PROBLEM DESCRIPTION:
Some lines in the data below hold the string "question". Report how many, as a bare number.

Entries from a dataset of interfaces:
|---|

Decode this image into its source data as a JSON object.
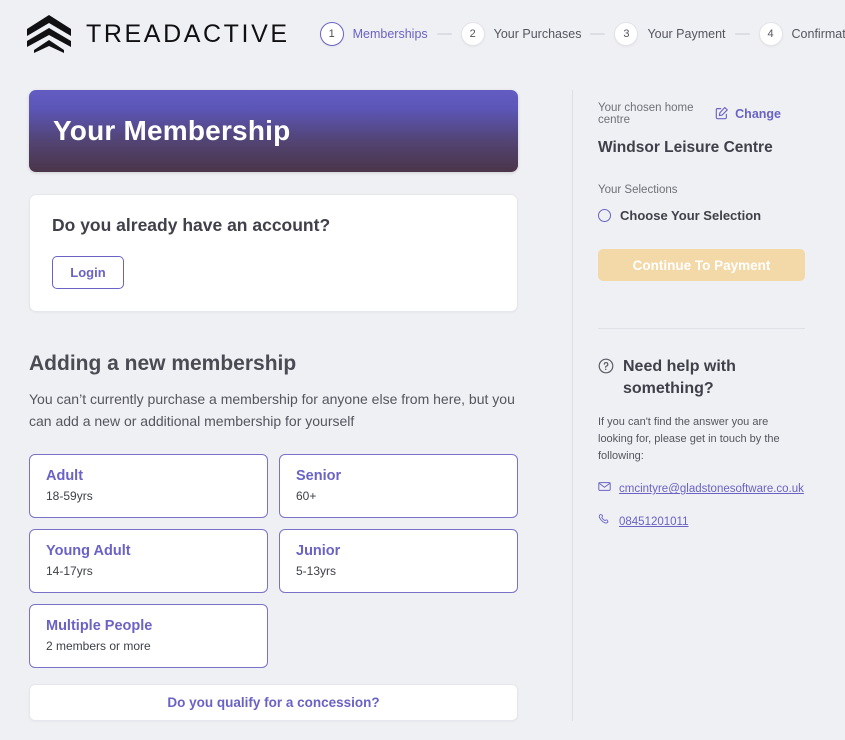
{
  "brand": {
    "name": "TREADACTIVE",
    "logo_icon": "stacked-chevron-logo"
  },
  "stepper": {
    "steps": [
      {
        "number": "1",
        "label": "Memberships",
        "active": true
      },
      {
        "number": "2",
        "label": "Your Purchases",
        "active": false
      },
      {
        "number": "3",
        "label": "Your Payment",
        "active": false
      },
      {
        "number": "4",
        "label": "Confirmation",
        "active": false
      }
    ]
  },
  "hero": {
    "title": "Your Membership",
    "gradient_from": "#635dc3",
    "gradient_to": "#4b3549"
  },
  "account": {
    "question": "Do you already have an account?",
    "login_label": "Login"
  },
  "adding": {
    "title": "Adding a new membership",
    "subtitle": "You can’t currently purchase a membership for anyone else from here, but you can add a new or additional membership for yourself",
    "options": [
      {
        "title": "Adult",
        "sub": "18-59yrs"
      },
      {
        "title": "Senior",
        "sub": "60+"
      },
      {
        "title": "Young Adult",
        "sub": "14-17yrs"
      },
      {
        "title": "Junior",
        "sub": "5-13yrs"
      },
      {
        "title": "Multiple People",
        "sub": "2 members or more"
      }
    ],
    "concession_label": "Do you qualify for a concession?"
  },
  "sidebar": {
    "home_centre_caption": "Your chosen home centre",
    "change_label": "Change",
    "change_icon": "pencil-square-icon",
    "centre_name": "Windsor Leisure Centre",
    "selections_caption": "Your Selections",
    "selection_placeholder": "Choose Your Selection",
    "selection_radio_icon": "radio-unchecked-icon",
    "cta_label": "Continue To Payment",
    "cta_color": "#f4d9a8",
    "help": {
      "icon": "question-circle-icon",
      "title": "Need help with something?",
      "subtitle": "If you can't find the answer you are looking for, please get in touch by the following:",
      "email": "cmcintyre@gladstonesoftware.co.uk",
      "email_icon": "envelope-icon",
      "phone": "08451201011",
      "phone_icon": "phone-icon"
    }
  },
  "theme": {
    "accent": "#6a62c4",
    "page_bg": "#eff0f3"
  }
}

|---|

RESPONSE:
2